The honeymoon was exhausting and there wasn’t as much opportunity for sex as one might have hoped — we had too much driving to do. Our plan was to drive on Route 66 for two weeks — all the way across Arizona and through to Santa Fe — then loop back around to Phoenix. We soon found that the scale of roads in Arizona was of a different order of magnitude from anything in New Zealand. Roads to tourist attractions that looked like small detours on the map could easily be a 40- or 50-mile round trip (almost the equivalent driving from one small city to another at home).
There were a lot of attractions to visit. The Arizona leg of the route was packed with geological riches with evocative names: the Grand Canyon, the Meteor Crater, the Painted Desert, Monument Valley, the Petrified Forest. Throughout the trip, there were also traces of the old Mother Road for us to track down like gleeful treasure hunters: 100-yard stretches of asphalt buckled by tree roots and seeded with grasses; derelict gas stations with vintage pumps and cracked concrete forecourts; ruins of once-popular souvenir stores with dilapidated neon signs that would never again be lit.

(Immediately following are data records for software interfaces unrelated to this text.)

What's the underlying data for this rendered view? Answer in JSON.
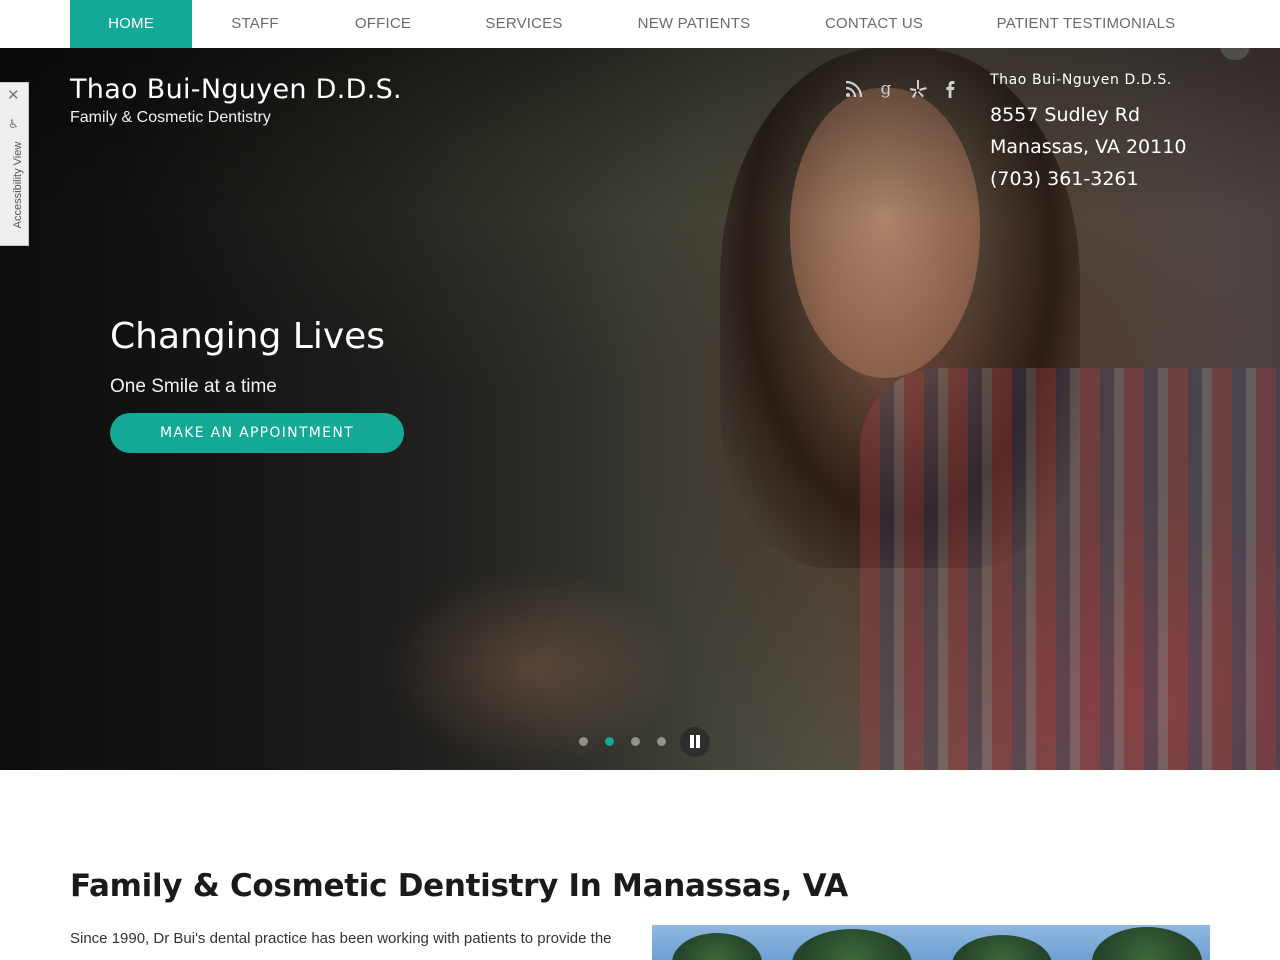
{
  "nav": {
    "items": [
      {
        "label": "HOME",
        "active": true
      },
      {
        "label": "STAFF",
        "active": false
      },
      {
        "label": "OFFICE",
        "active": false
      },
      {
        "label": "SERVICES",
        "active": false
      },
      {
        "label": "NEW PATIENTS",
        "active": false
      },
      {
        "label": "CONTACT US",
        "active": false
      },
      {
        "label": "PATIENT TESTIMONIALS",
        "active": false
      }
    ]
  },
  "brand": {
    "title": "Thao Bui-Nguyen D.D.S.",
    "subtitle": "Family & Cosmetic Dentistry"
  },
  "social": [
    "rss-icon",
    "google-icon",
    "yelp-icon",
    "facebook-icon"
  ],
  "contact": {
    "name": "Thao Bui-Nguyen D.D.S.",
    "street": "8557 Sudley Rd",
    "city": "Manassas, VA 20110",
    "phone": "(703) 361-3261"
  },
  "hero": {
    "heading": "Changing Lives",
    "subheading": "One Smile at a time",
    "cta_label": "MAKE AN APPOINTMENT",
    "slides_total": 4,
    "active_slide": 2
  },
  "accessibility": {
    "label": "Accessibility View",
    "close_glyph": "✕"
  },
  "content": {
    "title": "Family & Cosmetic Dentistry In Manassas, VA",
    "paragraph": "Since 1990, Dr Bui's dental practice has been working with patients to provide the"
  },
  "colors": {
    "accent": "#14a896",
    "nav_text": "#6b6b6b"
  }
}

Lewis didn’t have a full licence, so I was the sole driver of our rental car. He sat in the passenger seat, poring over the Rand McNally Road Atlas and doing his best to navigate. Often I would spend eight-hour days gunning down the Interstate at 80 miles per hour, boxed in by hulking trucks. By the time we reached Santa Fe, I’d made two insurance claims: I’d been run off the Interstate by a truck and lost a wing mirror by striking a bollard, and put a sizeable dent in the bumper by reversing into an SUV with a bull bar.
The last day of our road trip was spent exploring the Sonoran desert just outside of Tuscon. We wandered around in the searing heat through red dirt, rock, scrubby bushes and a host of Saguaro cacti resembling human figures with outspread arms. Signs at the ranger station had warned us to lookout for mountain lions and, if we saw them, not to approach. I kept imagining a sleek squat body appearing from behind every rise in the terrain, but the only mountain lion we saw was in the Arizona-Sonora Desert Museum (a sort of zoo set in the desert habitat) later that afternoon.
As dusk was falling. I began to feel hot and nauseous. Back in our hotel I rushed to the bathroom and dry retched over the toilet. When I came out, Lewis grinned at me. “That’s new.” If I’d been feeling less sick, I would have high-fived him, but instead I scrabbled in my toiletry bag for an unused pregnancy test.
My pregnancy test showed a lonesome single line. The normal precautions for being out in the sun — a hat, sunglasses, sunscreen — were not enough for this desert. My mystery illness turned out to be sunstroke.